*What the task asks*
Scan the listing for "this" and copy out each line that has it.

*Given information*
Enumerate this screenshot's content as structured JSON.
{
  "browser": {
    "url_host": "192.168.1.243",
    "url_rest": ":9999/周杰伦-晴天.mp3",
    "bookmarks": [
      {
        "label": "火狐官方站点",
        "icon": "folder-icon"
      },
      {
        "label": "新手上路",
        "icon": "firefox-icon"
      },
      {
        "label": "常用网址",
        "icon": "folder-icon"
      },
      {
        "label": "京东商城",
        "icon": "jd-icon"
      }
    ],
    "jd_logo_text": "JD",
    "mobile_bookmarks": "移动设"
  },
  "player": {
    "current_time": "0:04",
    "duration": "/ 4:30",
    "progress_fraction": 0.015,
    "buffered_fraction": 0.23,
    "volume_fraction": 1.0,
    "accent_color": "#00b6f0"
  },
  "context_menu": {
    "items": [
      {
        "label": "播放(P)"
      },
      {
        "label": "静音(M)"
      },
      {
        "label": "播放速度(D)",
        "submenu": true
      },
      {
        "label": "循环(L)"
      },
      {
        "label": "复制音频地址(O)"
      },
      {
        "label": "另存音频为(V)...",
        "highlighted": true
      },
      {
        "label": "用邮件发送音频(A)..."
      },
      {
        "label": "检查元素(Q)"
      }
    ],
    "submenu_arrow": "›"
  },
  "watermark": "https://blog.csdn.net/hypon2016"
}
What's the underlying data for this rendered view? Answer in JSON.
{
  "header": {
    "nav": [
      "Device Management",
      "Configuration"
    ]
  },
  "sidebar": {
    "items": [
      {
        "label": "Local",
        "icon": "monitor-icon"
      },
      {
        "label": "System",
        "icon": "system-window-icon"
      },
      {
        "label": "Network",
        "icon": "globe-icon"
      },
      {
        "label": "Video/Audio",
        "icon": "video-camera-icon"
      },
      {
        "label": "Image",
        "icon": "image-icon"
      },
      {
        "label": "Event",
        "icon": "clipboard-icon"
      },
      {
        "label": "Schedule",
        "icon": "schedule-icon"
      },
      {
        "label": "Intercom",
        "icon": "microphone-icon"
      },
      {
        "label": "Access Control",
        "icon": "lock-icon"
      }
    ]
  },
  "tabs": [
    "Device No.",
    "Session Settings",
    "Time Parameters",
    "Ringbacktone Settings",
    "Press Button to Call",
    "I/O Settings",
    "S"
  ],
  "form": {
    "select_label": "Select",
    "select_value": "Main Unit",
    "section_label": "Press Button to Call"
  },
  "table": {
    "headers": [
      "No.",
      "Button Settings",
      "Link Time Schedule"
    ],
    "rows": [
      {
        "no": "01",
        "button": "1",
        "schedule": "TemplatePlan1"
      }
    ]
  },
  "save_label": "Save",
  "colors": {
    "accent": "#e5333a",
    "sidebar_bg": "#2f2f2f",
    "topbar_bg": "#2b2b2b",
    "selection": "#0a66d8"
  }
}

*Answer for the task*
Enumerate this screenshot's content as structured JSON.
What's the underlying data for this rendered view? Answer in JSON.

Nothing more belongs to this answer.